Max Nathan Jr., a lawyer, Shakespearean scholar and mentor to law students and junior lawyers for more than half a century, died at his home in New Orleans on Sunday. He was 86 years old.
Nathan was born in Shreveport and attended school there. He won a full debate scholarship to Northwestern University in Evanston, Ill., Where he was elected student body president in his senior year and was inducted into Phi Beta Kappa, before entering Yale Law School. .
But he wanted to practice law in Louisiana, and in order to do that, he learned he would have to attend law school in Louisiana. So he transferred in his final year to Tulane, where he served on the Law Review, graduated with distinction, and was elected to the Order of the Headdress, an academic honor society for students. in law, wrote her daughter, Kathryn Leigh Nathan in an article for the New Orleans Bar Association.
It was during his law school that Nathan discovered a fundamental error in Louisiana law. Going through the Napoleon Code, which had been translated from Latin and French, Nathan, who had studied both languages, saw that “current” had been incorrectly translated as “real” instead of “at the present time” in a section of state law on judicial mortgages. , wrote his daughter.
While it might seem trivial, the correction required rewriting entire parts of the Louisiana Civil Code, she wrote.

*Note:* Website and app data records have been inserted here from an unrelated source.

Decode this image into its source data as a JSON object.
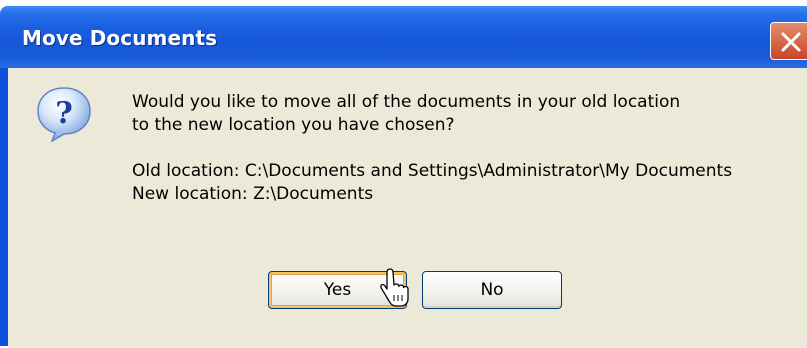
{
  "dialog": {
    "title": "Move Documents",
    "icon": "question-icon",
    "message_line1": "Would you like to move all of the documents in your old location",
    "message_line2": "to the new location you have chosen?",
    "old_location": "Old location: C:\\Documents and Settings\\Administrator\\My Documents",
    "new_location": "New location: Z:\\Documents",
    "yes_label": "Yes",
    "no_label": "No"
  },
  "colors": {
    "titlebar": "#0a52df",
    "client": "#ece9d8",
    "button_border": "#003c74",
    "default_focus": "#f7c06a"
  }
}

For his scholarship, his father won an award from the Tulane Law Review.
It was an example of the scholarship that led Jacques Weiner Jr., a friend since childhood and a retired 5th United States Court of Appeals judge, to call Nathan “the brightest person I have ever seen. I have never known “.
“He had an insatiable curiosity for everything,” Weiner said. “He was a real genius.”
By the time Nathan graduated in law, the bar exam did not exist. Taking the test became a requirement for practicing law in 1965, and for over 40 years Nathan taught the revision course for law school graduates preparing for it.
Nathan, who was with the New Orleans law firm bearing his name – Sessions, Fishman, Nathan & Israel – specialized in estates, trusts and estates. He retired in 2019.
He also taught at Tulane Law School, where his attention to students became a legend. At the end of Nathan’s last class in the 2015 academic year, dozens of faculty and staff walked into the classroom to surprise him with a tribute for his 50 years of teaching.
He was a member of the inaugural Tulane Law School Hall of Fame Class in 2013.
Nathan has served on a multitude of Jewish-related organizations and has been honored by several of them. He led the local Anti-Defamation League and the Jewish Family Services, and was a former board member of the Jewish Federation of Greater New Orleans and Temple Sinai.
He was also one of the founders of the New Orleans Shakespeare Festival. In addition to serving on its advisory board, he participated in the New Orleans Shakespeare Society’s annual reading at Antoine’s restaurant of a play by the Bard of Avon.
Survivors, all from New Orleans, include his companion, Fran Swan; four daughters, Nancy Gold Nathan, Kathryn Leigh Nathan, Marcy Nathan and Courtney Nathan; and four grandchildren. His wife, Dotty Lee Gold Nathan, died in 1988.
Funeral and burial will be private. The Lake Lawn Metairie Funeral Home will make the arrangements.
Throughout his multifaceted career and rich life – as a lawyer, educator, author, community activist, and volunteer – Max Nathan Jr. has rec…